In 1476 Louis of Orléans was forced by King Louis XI (his second cousin) to marry his daughter Joan of France. Charles VIII (son of Louis XI) succeeded to the throne of France in 1483, but died childless in 1498, when the throne passed to Louis XII. Charles had been married to Anne, Duchess of Brittany, in order to unite the quasi-sovereign Duchy of Brittany with the Kingdom of France. To sustain this union, Louis XII had his marriage to Joan annulled (December 1498) after he became king so that he could marry Charles VIII’s widow, Anne of Brittany.
The annulment, described as “one of the seamiest lawsuits of the age”, was not simple. Louis did not, as one might have expected, argue the marriage to be void due to consanguinity (the general allowance for the dissolution of a marriage at that time).
Though he could produce witnesses to claim that the two were closely related due to various linking marriages, there was no documentary proof, merely the opinions of courtiers. Likewise, Louis could not argue that he had been below the legal age of consent (fourteen) to marry: no one was certain when he had been born, with Louis claiming to have been twelve at the time, and others ranging in their estimates between eleven and thirteen. As there was no real proof, he had perforce to bring forward other arguments.
Accordingly, Louis (much to the dismay of his wife) claimed that Joan was physically malformed (providing a rich variety of detail precisely how) and that he had therefore been unable to consummate the marriage. Joan, unsurprisingly, fought this uncertain charge fiercely, producing witnesses to Louis’s boast of having “mounted my wife three or four times during the night”. Louis also claimed that his sexual performance had been inhibited by witchcraft.
Joan responded by asking how he was able to know what it was like to try to make love to her. Had the Papacy been a neutral party, Joan would likely have won, for Louis’s case was exceedingly weak. Pope Alexander VI, however, had political reasons to grant the annulment, and ruled against Joan accordingly. He granted the annulment on the grounds that Louis did not freely marry, but was forced to marry by Joan’s father Louis XI. Outraged, Joan reluctantly submitted, saying that she would pray for her former husband. She became a nun; she was canonized in 1950.

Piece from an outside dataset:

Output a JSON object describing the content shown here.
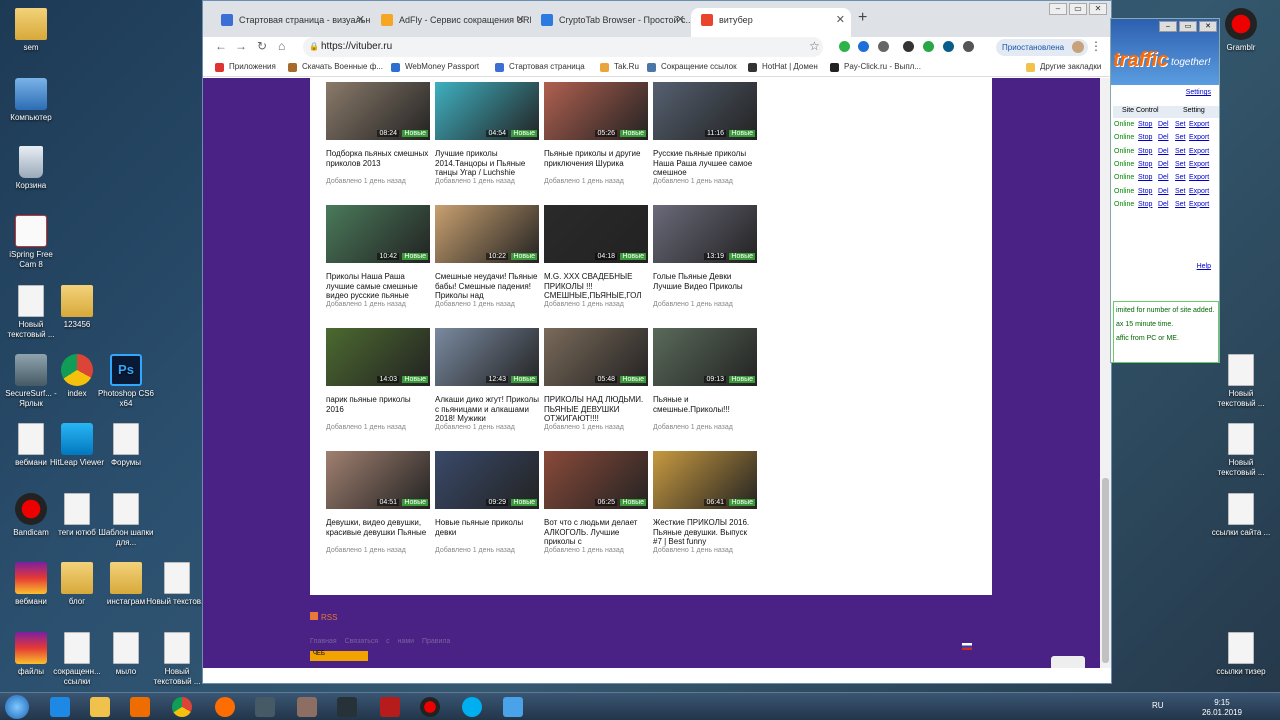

Louis married the reluctant queen dowager, Anne, in 1499. Anne, who had borne as many as seven stillborn or short-lived children during her previous marriage to King Charles, now bore a further four stillborn sons to the new king, but also two surviving daughters. The elder daughter, Claude (1499–1524), was betrothed by her mother’s arrangement to the future Emperor Charles V in 1501.
But after Anne failed to produce a living son, Louis XII dissolved the betrothal and betrothed Claude to his heir presumptive, Francis of Angoulême, thereby insuring that Brittany would remain united with France. Anne opposed this marriage, which took place only after her death in 1514. Claude succeeded her mother in Brittany and became queen consort to Francis. The younger daughter, Renée (1510–1575), married Duke Ercole II of Ferrara.
After Anne’s death, Louis married Mary Tudor, the sister of Henry VIII of England, in Abbeville, France, on October 9, 1514. This represented a final attempt to produce an heir to his throne, for despite two previous marriages the king had no living sons. Louis died on 1 January 1515, less than three months after he married Mary, reputedly worn out by his exertions in the bedchamber, but more likely from the effects of gout. Their union produced no children, and the throne passed to François I of France, who was Louis’s first cousin once removed, and also his son-in-law.